Subject: Straw for algae control?
> I was watching the Discovery Channel the other night - I believe it was
> an episode of Beyond 2000 - when they were talking about algae control
> in ponds. According to the program, a farmer discovered that some straw
> in the pond seemed to keep the pond free of algae. It was also mentioned
> that whatever it is the straw secretes seems to be beneficial to higher
> life forms (plants and fishes).
> I can't remember if it clears up a pond if algae is already present or
> not. Does anyone else know anything about this? Sounds too good to be
> true. Coming soon to a pet store near you - Tetra Straw Extract :-)

Since you can use straw to start an infusoria culture, I suppose it is 
vaguely possible that the infusorians could eat green water critters.  But I 
sure wouldn't try it in a tank. (Don't think I'd try it in my pond 
> Being (unfortunately) a city person, I have no idea where to get straw
> near here. 

If you really want to try it, most pet stores (even city ones) carry small 
packages of straw for use with small animals.

Subject: Dutch planted tanks vs. high tech. approach....

> Hi folks,
>         Maybe this question is a no-brainer, but I was wondering if there
> are any intrinsic differences in approach
> between dutch planted aquaria and the high-tech approach that is mostly (?
> adopted by members of this
> list ? I know that both approaches use CO2 fertilisation, and that dutch
> aquarists tolerate much higher levels
> of some algae than North American aquarists, but what about:


> I know that my stem plants eg. Cabomba, Hygrophila polysperma etc. grow i
> excess of 3 cm per day in a 20 gal
> high with 40W Triton, CO2, and trace el. supplements. How come you never s
> "leggy" plants in photos of
> dutch tanks ? do the owners prune feverishly, avoid fast-growing plants, o
> is there a European secret ?
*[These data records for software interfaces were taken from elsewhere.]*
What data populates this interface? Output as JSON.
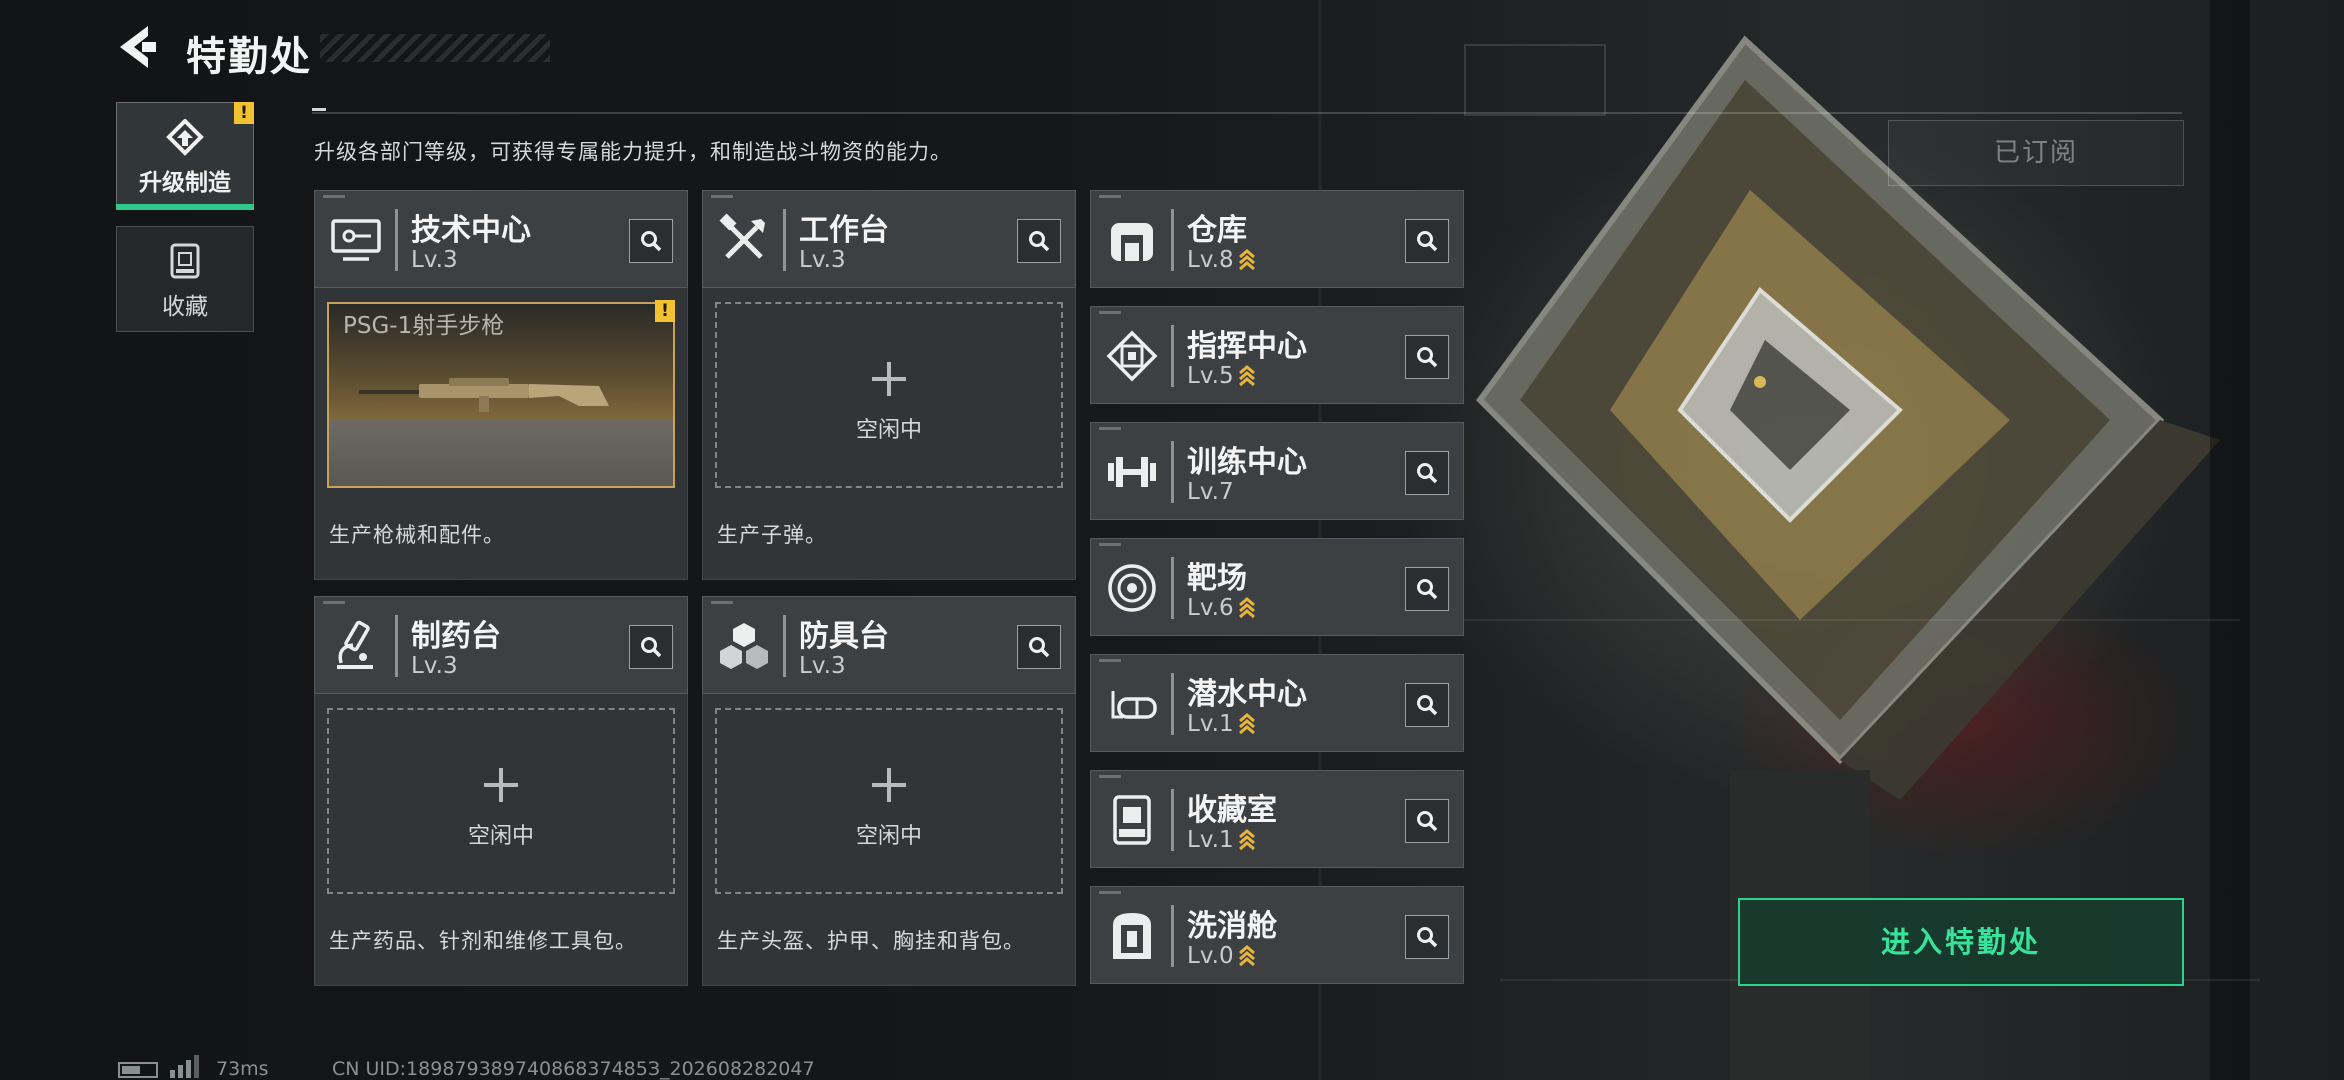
{
  "header": {
    "title": "特勤处"
  },
  "tabs": [
    {
      "label": "升级制造",
      "active": true,
      "alert": "!"
    },
    {
      "label": "收藏",
      "active": false
    }
  ],
  "description": "升级各部门等级，可获得专属能力提升，和制造战斗物资的能力。",
  "subscribed_label": "已订阅",
  "production_facilities": [
    {
      "name": "技术中心",
      "level": "Lv.3",
      "icon": "monitor-icon",
      "slot": {
        "state": "producing",
        "item": "PSG-1射手步枪",
        "alert": "!"
      },
      "desc": "生产枪械和配件。"
    },
    {
      "name": "工作台",
      "level": "Lv.3",
      "icon": "tools-icon",
      "slot": {
        "state": "idle",
        "text": "空闲中"
      },
      "desc": "生产子弹。"
    },
    {
      "name": "制药台",
      "level": "Lv.3",
      "icon": "microscope-icon",
      "slot": {
        "state": "idle",
        "text": "空闲中"
      },
      "desc": "生产药品、针剂和维修工具包。"
    },
    {
      "name": "防具台",
      "level": "Lv.3",
      "icon": "blocks-icon",
      "slot": {
        "state": "idle",
        "text": "空闲中"
      },
      "desc": "生产头盔、护甲、胸挂和背包。"
    }
  ],
  "facilities": [
    {
      "name": "仓库",
      "level": "Lv.8",
      "icon": "warehouse-icon",
      "upgradable": true
    },
    {
      "name": "指挥中心",
      "level": "Lv.5",
      "icon": "chip-icon",
      "upgradable": true
    },
    {
      "name": "训练中心",
      "level": "Lv.7",
      "icon": "dumbbell-icon",
      "upgradable": false
    },
    {
      "name": "靶场",
      "level": "Lv.6",
      "icon": "target-icon",
      "upgradable": true
    },
    {
      "name": "潜水中心",
      "level": "Lv.1",
      "icon": "diving-mask-icon",
      "upgradable": true
    },
    {
      "name": "收藏室",
      "level": "Lv.1",
      "icon": "display-case-icon",
      "upgradable": true
    },
    {
      "name": "洗消舱",
      "level": "Lv.0",
      "icon": "decon-chamber-icon",
      "upgradable": true
    }
  ],
  "enter_button": "进入特勤处",
  "status": {
    "ping": "73ms",
    "uid": "CN UID:18987938974086837485З_202608282047"
  },
  "colors": {
    "accent_green": "#2bd18d",
    "alert_yellow": "#f2c230",
    "upgrade_gold": "#e8b43a"
  }
}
I don't know that much about the differences in set up between "Dutch" tanks 
and High Tech (Dupla style) tanks, although I do remember that there was 
quite a heated debate about which was better a number of years ago in 
"Today's Aquarium".

I am not even sure that there is that much difference in technology any 
more... it is more a difference in philosophy.  Dutch style tanks are more 
like a "painting" or a "flower arrangement" than a garden.  A specific 
layout is designed,(based on some very specific design elements) which is 
heavily dependent on variously colored and textured stem plants.  These 
plants are regularly removed, topped and replanted to maintain the desired 
height and shape in the aquarium.  Fish are chosen as accents to highlight 
the total design of the tank.  There are often few enough fish that 
supplementation of nitrogen and phosphate is needed.

The Dupla philosophy, which is much more common in the U.S., is that the 
tank should be a complete aquatic environment.  In this philosophy, while 
certainly it is nice to have a beautifully aquascaped tank, there is inate 
beauty in the healthy growing plants and fish themselves.  Plants are 
allowed to grow more naturally, and are only pruned enough to keep them from 
crowding their neighbors, or taking over the tank.  Short plants are more 
likely to be used in the foreground than pollarded stem plants.

The fish, too, tend to be a more major element, with most people maintaining 
reasonably diverse "communities", although most people keep the stocking 
levels much lower than in the average "fish only" community.

My personal feeling is that while many Americans admire and apreciate the 
beauty of the Dutch style tank, (myself included) few of us have the 
discipline needed for this type of tank.  I think this also holds true for 
the Ammano style of tank.  While these tanks are outstandingly beautiful, 
you have to be able to resist tucking in "just one more" interesting variety 
that you picked up at the last auction.  I know _I_ don't have that kind of 
discipline! ;-)